Purdue Expert

Cybercrime, effects on economy

Written news tip below:
As cybersecurity gains in importance, global cooperation key

Video at left, expert discusses:
• Cybercrime's effects on the economy and consumers
• Damage caused by cybercrime
• Career opportunities

News tip: As cybersecurity gains in importance, global cooperation key

WEST LAFAYETTE - A Purdue University expert on computer security says that as cybercrime takes on a more global nature, it's more important than ever that governments around the world work together to combat the problem.

"We're seeing much larger scale fraud and criminal behavior that has an international aspect to it," says Eugene H. Spafford, the executive director of Purdue's CERIAS (Center for Education and Research in Information Assurance and Security). "We're also seeing a larger amount of espionage, both industrial espionage and nationally funded espionage. So, it's increasingly vital that global leaders take these threats seriously, put some resources into fighting cybercrime and cooperate with one another."

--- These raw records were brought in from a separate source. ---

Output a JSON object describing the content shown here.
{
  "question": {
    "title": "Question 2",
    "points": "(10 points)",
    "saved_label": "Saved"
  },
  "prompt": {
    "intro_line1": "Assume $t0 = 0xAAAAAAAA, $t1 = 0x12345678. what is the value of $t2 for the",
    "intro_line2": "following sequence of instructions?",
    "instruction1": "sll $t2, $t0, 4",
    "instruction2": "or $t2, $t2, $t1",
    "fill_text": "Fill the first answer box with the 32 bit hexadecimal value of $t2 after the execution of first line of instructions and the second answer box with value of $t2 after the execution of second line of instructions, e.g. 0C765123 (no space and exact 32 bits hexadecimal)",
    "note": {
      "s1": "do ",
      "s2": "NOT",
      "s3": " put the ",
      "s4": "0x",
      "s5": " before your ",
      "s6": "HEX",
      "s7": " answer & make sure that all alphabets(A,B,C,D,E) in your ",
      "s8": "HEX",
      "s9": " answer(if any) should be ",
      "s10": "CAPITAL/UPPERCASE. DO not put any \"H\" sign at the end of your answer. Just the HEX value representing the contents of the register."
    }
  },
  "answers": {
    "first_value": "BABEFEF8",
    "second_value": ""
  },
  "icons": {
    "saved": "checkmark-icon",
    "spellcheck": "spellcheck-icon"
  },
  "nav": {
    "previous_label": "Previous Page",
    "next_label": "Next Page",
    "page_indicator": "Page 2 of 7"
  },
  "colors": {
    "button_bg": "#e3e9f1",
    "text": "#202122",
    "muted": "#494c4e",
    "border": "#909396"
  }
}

No group -- from home computer users, to corporations to the government -- is immune to cybercrime, he says. A recent study by the National Research Council suggests that computer crime is a drag on the U.S. economy by billions of dollars.

"As we're heading into what may be a recession, this is an area that should be of concern because it affects costs that are passed on to consumers," Spafford says.

One national threat, he says, is the possibility of criminals getting into systems critical to the U.S. Department of Defense, utility companies and the banking industry.

"It would be unlikely to bring the United States to a halt, but it could certainly be damaging," Spafford says of such criminal activity.

Because of the increased volume of cyber attacks, Spafford says new talent is needed in the computer security field.

"The whole area of computing, technology, security technology and reliable computing is one that has tremendous growth possibilities in the United States and around the world," he says. "In the areas of law enforcement and national defense we need a lot of talent."


More about Eugene H. Spafford,
Executive Director, Center for Education and Research in Information Assurance and Security

Eugene Spafford is executive director of Purdue's Center for Education and Research in Information Assurance and Security, one of the world's leading centers for research and education in areas of information security. His research has focused on issues related to securing computers, networks and their data against criminal activities and failures.

Spafford has testified before various Congressional committees, advised agencies within the executive branch and worked with the U.S. military. He has served on technical advisory boards for the president, the U.S. Air Force and the FBI Regional Cybercrime Forensic Laboratory.

Spafford is frequently quoted in national media on cybersecurity issues. He has been a source for ABC News, CNN, the BBC and Canadian Broadcasting Co., along with national and regional NPR radio. He has appeared on several documentaries and has been quoted in Newsweek, The New York Times, Los Angeles Times, The Washington Post and Times of London, among other publications.


Writer: Jim Bush, (765) 494-2077, jsbush@purdue.edu